Democrats Criticize Lack of Alternatives in Intelligence Estimate
Thursday, February 15, 2007
Democrats on the Senate Select Committee on Intelligence have questioned whether the recent National Intelligence Estimate on Iraq gave political advantage to the Bush administration by making "rapid withdrawal" of U.S. troops the only alternative military option the NIE explored.
The estimate judged that rapid withdrawal of coalition forces from Iraq would "almost certainly" increase sectarian violence, intensify Sunni resistance, possibly cause the Iraqi Security Forces to dissolve and allow al-Qaeda to seek a sanctuary to plan attacks inside and outside the country. That assessment came just days before the Senate and House prepared to debate nonbinding resolutions opposing increased troop levels in Iraq.
On Feb. 2, the day the estimate was released, President Bush's national security adviser, Stephen J. Hadley, told reporters that the document showed that "an American withdrawal or stepping back now would be a prescription for fast failure and a chaos that would envelop not only Iraq, but also the region, and could potentially, by giving al-Qaeda a safe haven in Iraq, result in risk and threats to the United States."
And in the House debate on the Iraq resolution Tuesday, Rep. Ileana Ros-Lehtinen (R-Fla.) cited the NIE judgment on the effects of rapid withdrawal and said, "Iraq would become, as one of my Democratic colleagues said in December of 2005, a 'snakepit for terrorists.' "
At a closed briefing about the NIE on Feb. 7, several committee Democrats asked why the key judgments laid out many adverse results of rapid withdrawal while other military options -- such as the redeployment of forces discussed by the Iraq Study Group or even a buildup of U.S. troops -- were not considered.
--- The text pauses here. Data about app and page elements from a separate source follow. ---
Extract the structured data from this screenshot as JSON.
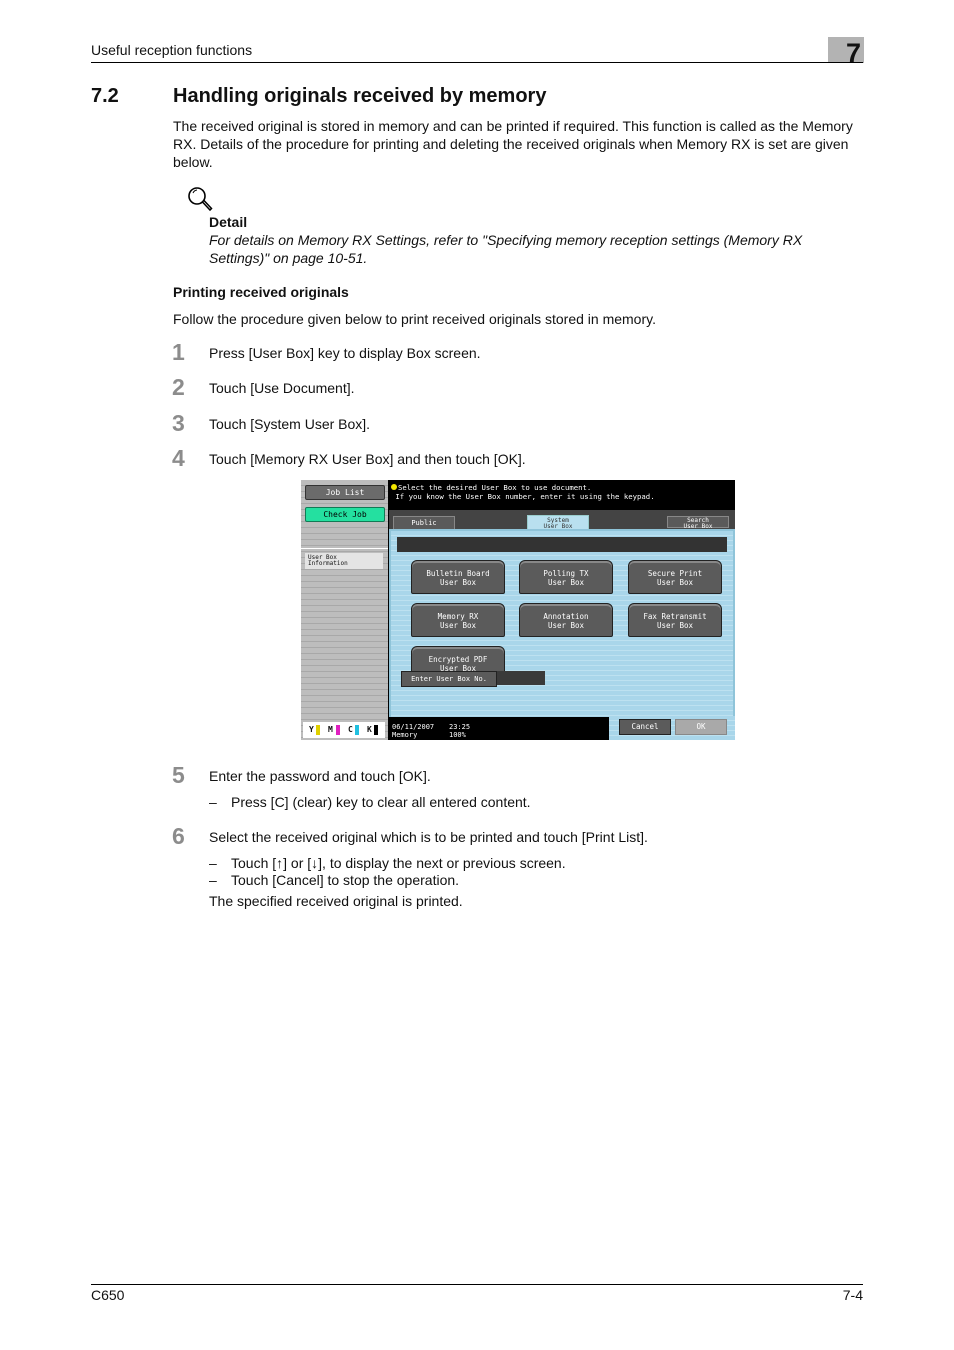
{
  "header": {
    "section_title": "Useful reception functions",
    "chapter_number": "7"
  },
  "section": {
    "number": "7.2",
    "title": "Handling originals received by memory"
  },
  "intro_paragraph": "The received original is stored in memory and can be printed if required. This function is called as the Memory RX. Details of the procedure for printing and deleting the received originals when Memory RX is set are given below.",
  "detail": {
    "icon": "magnifier-icon",
    "label": "Detail",
    "text": "For details on Memory RX Settings, refer to \"Specifying memory reception settings (Memory RX Settings)\" on page 10-51."
  },
  "subheading": "Printing received originals",
  "subheading_intro": "Follow the procedure given below to print received originals stored in memory.",
  "steps": [
    {
      "num": "1",
      "text": "Press [User Box] key to display Box screen."
    },
    {
      "num": "2",
      "text": "Touch [Use Document]."
    },
    {
      "num": "3",
      "text": "Touch [System User Box]."
    },
    {
      "num": "4",
      "text": "Touch [Memory RX User Box] and then touch [OK]."
    },
    {
      "num": "5",
      "text": "Enter the password and touch [OK].",
      "subs": [
        "Press [C] (clear) key to clear all entered content."
      ]
    },
    {
      "num": "6",
      "text": "Select the received original which is to be printed and touch [Print List].",
      "subs": [
        "Touch [↑] or [↓], to display the next or previous screen.",
        "Touch [Cancel] to stop the operation."
      ],
      "result": "The specified received original is printed."
    }
  ],
  "panel": {
    "left": {
      "job_list": "Job List",
      "check_job": "Check Job",
      "user_box_info": "User Box\nInformation"
    },
    "message": "Select the desired User Box to use document.\n If you know the User Box number, enter it using the keypad.",
    "tabs": {
      "public": "Public",
      "system": "System\nUser Box",
      "search": "Search\nUser Box"
    },
    "boxes": [
      "Bulletin Board\nUser Box",
      "Polling TX\nUser Box",
      "Secure Print\nUser Box",
      "Memory RX\nUser Box",
      "Annotation\nUser Box",
      "Fax Retransmit\nUser Box",
      "Encrypted PDF\nUser Box"
    ],
    "enter_box_no": "Enter User Box No.",
    "status": {
      "date": "06/11/2007",
      "time": "23:25",
      "memory_label": "Memory",
      "memory_value": "100%"
    },
    "toner": [
      {
        "label": "Y",
        "color": "#e0d000"
      },
      {
        "label": "M",
        "color": "#e020c0"
      },
      {
        "label": "C",
        "color": "#20c0e0"
      },
      {
        "label": "K",
        "color": "#000000"
      }
    ],
    "cancel": "Cancel",
    "ok": "OK"
  },
  "footer": {
    "model": "C650",
    "page": "7-4"
  }
}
They were told at the briefing that Director of National Intelligence John D. Negroponte had requested that the NIE include a discussion of consequences of a coalition withdrawal.
Sen. Russell Feingold (D-Wis.), a panel member, wrote Negroponte on Feb. 8: "Setting up a false choice between indefinite military involvement and a rapid, unplanned withdrawal distorts the current debate in Congress and in the country about how best to defend our national security interests in Iraq." He added that such an approach "does, however, closely align with the administration's efforts to justify an unsustainable military involvement as the only option."
Sen. John D. "Jay" Rockefeller IV (D-W.Va.), the intelligence panel's chairman, said last week that he, too, was concerned because there was no definition for "rapid" and it was unclear why the topic had been included in the estimate. In a July 26, 2006, letter from Rockefeller and others to Negroponte, setting out questions for an NIE, the closest item was listed as: "U.S. Force Posture: In what ways is the large-scale presence of multi-national forces helping or hindering Iraqis' chances of success?"
"Nowhere did anyone ask about sudden withdrawal," Rockefeller said in an interview last week. He said he worried the new NIE "took us back to days we are trying to get away from," when the White House was accused of misusing intelligence.
Feingold was so exercised over the issue that last week he put a hold on the Senate confirmation vote on Negroponte's appointment as deputy secretary of state. But in a rapid reply to Feingold's concerns, Negroponte on Friday explained that intelligence estimates do not "evaluate policy options or alternative military strategies." Instead, he said, the goal "is to identify the most likely course of events and variables that might change" them.
The decision to look at rapid withdrawal, Negroponte wrote in a letter to Feingold, was not his own. Instead it came from analysts developing the questions to be explored through the NIE, including whether the presence of coalition troops was a major cause of violence in Iraq. "What happens if you remove this factor -- coalition troops -- from the equation?" he wrote. He explained that the analysts were not evaluating a policy option; instead they were "examining the effect of removing what some had hypothesized to be a critical variable."
Noting that Democratic senators who had requested the NIE had wanted to know if the large number of U.S. and coalition forces help or hurt prospects for success in Iraq, Negroponte said the estimate found that current forces provide some stability and that the situation could deteriorate if they were removed. In that way, Negroponte wrote Feingold, the NIE answered both questions, "indicating the specific contributions coalition forces make . . . and what would happen if they were withdrawn."
These answers satisfied Feingold. He released his hold on Negroponte's nomination, and it was later approved by the Senate. Feingold said he appreciated the NIE's "critically important assessment of the conditions in Iraq," but emphasized that the document did evaluate policy approaches. "Framing the analysis in terms of 'rapid withdrawal,' " he wrote, "presented an oversimplified assessment of one course of action without considering any elements of a redeployment strategy, including shifts in mission, stay-behind counterterrorism or training capabilities or regional diplomatic initiatives."